Women at the Nuremberg Trials was the title of a lecture delivered last week by Professor Diane Marie Amann, the Emily & Ernest Woodruff Chair in International Law and Faculty Co-Director of the Dean Rusk International Law Center here at the University of Georgia School of Law.

Occurring on International Holocaust Remembrance Day, Wednesday’s talk focused on several of the many women who took part in the Nuremberg proceedings, as lawyers and legal professionals, translators and interpreters, witnesses and journalists – in short, in nearly every post except judge.

Sponsor of the event was the Center on National Security and Human Rights Law at Chicago-Kent College of Law.

Georgia Law Professor Amann on depicting Nuremberg artist Laura Knight for symposium on Carsten Stahn’s new Oxford monograph, “Justice as Message”

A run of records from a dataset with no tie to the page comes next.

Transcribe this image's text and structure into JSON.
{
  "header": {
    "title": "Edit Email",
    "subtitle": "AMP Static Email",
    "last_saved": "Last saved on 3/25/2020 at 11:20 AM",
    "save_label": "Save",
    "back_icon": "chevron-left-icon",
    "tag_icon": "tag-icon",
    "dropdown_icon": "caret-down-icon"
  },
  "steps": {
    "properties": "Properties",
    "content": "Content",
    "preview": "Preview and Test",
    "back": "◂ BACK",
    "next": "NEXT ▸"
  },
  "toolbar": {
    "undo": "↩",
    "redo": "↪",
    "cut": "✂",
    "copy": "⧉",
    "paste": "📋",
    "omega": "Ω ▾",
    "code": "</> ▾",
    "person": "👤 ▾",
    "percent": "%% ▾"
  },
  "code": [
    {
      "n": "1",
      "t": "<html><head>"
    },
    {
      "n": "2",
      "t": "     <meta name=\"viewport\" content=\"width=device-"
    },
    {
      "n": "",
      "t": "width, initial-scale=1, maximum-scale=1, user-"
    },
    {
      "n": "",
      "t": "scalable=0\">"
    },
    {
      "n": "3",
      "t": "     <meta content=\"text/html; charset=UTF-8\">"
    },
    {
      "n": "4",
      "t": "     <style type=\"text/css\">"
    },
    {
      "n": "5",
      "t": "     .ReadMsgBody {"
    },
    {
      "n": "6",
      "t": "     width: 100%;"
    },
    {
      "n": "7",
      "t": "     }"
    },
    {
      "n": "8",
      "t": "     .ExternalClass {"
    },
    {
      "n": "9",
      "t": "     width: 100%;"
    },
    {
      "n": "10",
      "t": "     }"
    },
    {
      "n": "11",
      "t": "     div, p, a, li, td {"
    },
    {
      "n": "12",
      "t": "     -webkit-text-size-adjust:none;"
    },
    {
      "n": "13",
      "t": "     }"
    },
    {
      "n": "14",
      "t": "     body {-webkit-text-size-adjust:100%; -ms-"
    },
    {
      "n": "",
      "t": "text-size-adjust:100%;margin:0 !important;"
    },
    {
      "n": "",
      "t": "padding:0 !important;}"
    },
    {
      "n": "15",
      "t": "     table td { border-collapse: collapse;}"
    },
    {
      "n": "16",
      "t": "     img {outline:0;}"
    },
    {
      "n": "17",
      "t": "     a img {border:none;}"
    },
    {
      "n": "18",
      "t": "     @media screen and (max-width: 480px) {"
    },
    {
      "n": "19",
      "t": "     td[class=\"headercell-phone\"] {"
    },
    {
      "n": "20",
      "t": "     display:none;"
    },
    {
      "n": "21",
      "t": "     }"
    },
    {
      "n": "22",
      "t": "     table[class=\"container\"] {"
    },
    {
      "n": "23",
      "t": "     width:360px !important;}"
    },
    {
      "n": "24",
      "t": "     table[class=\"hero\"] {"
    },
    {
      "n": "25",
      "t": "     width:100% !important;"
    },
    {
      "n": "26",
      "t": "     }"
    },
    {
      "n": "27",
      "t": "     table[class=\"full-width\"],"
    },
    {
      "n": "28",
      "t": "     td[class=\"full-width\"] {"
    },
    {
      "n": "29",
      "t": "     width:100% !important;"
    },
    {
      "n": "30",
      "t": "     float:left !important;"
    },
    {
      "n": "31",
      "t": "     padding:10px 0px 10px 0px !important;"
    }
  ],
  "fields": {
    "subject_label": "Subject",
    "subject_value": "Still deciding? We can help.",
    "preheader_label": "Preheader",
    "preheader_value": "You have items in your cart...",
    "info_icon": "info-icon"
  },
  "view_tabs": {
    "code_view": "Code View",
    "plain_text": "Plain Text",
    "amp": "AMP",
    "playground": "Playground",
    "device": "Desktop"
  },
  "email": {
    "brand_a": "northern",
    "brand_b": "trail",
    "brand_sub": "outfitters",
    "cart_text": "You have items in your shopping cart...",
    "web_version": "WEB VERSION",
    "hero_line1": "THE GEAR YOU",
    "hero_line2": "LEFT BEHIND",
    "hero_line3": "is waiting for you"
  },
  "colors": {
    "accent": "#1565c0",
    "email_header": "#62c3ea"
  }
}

In this post Professor Diane Marie Amann, the Emily & Ernest Woodruff Chair in International Law and Faculty Co-Director of our Dean Rusk International Law Center here at the University of Georgia School of Law, discusses her most recent publication.

Among the more captivating women who worked at the 1st Nuremberg trial – women whose stories I’m now researching – was Dame Laura Knight. Already celebrated as the 1st woman in over 150 years to win election to Britain’s Royal Academy of Arts, Knight, then 68, arrived in January 1946, about a third of the way before the year-long proceedings before the International Military Tribunal. Soon after her departure 4 months later she unveiled a 5-foot by 6-foot oil painting, “The Nuremberg Trial,” at a London exhibition.

That work forms the centerpiece of “What We See When We See Law … Through the Eyes of Dame Laura Knight,” my contribution Monday to an ongoing Opinio Juris symposium on Justice as Message: Expressivist Foundations of International Criminal Justice, a new Oxford University Press book by Carsten Stahn, an international criminal law professor at Leiden Law School and Queen’s University Belfast.

My post began by discussing Stahn’s 2020 book in light of my own 2002 article about expressivist theories and international criminal law. The focus was Nuremberg: not only is it much-discussed in Stahn’s book, but the book’s cover features her 1946 painting, pictured above. Those facts launched my post’s cameo about Knight-as-messenger, available here.

Contributors of other posts in the book series include Marina Aksenova, Mark A. Drumbl, Angela Mudukuti, Darryl Robinson, Priya Urs, and Stahn himself.

(Cross-posted from Diane Marie Amann)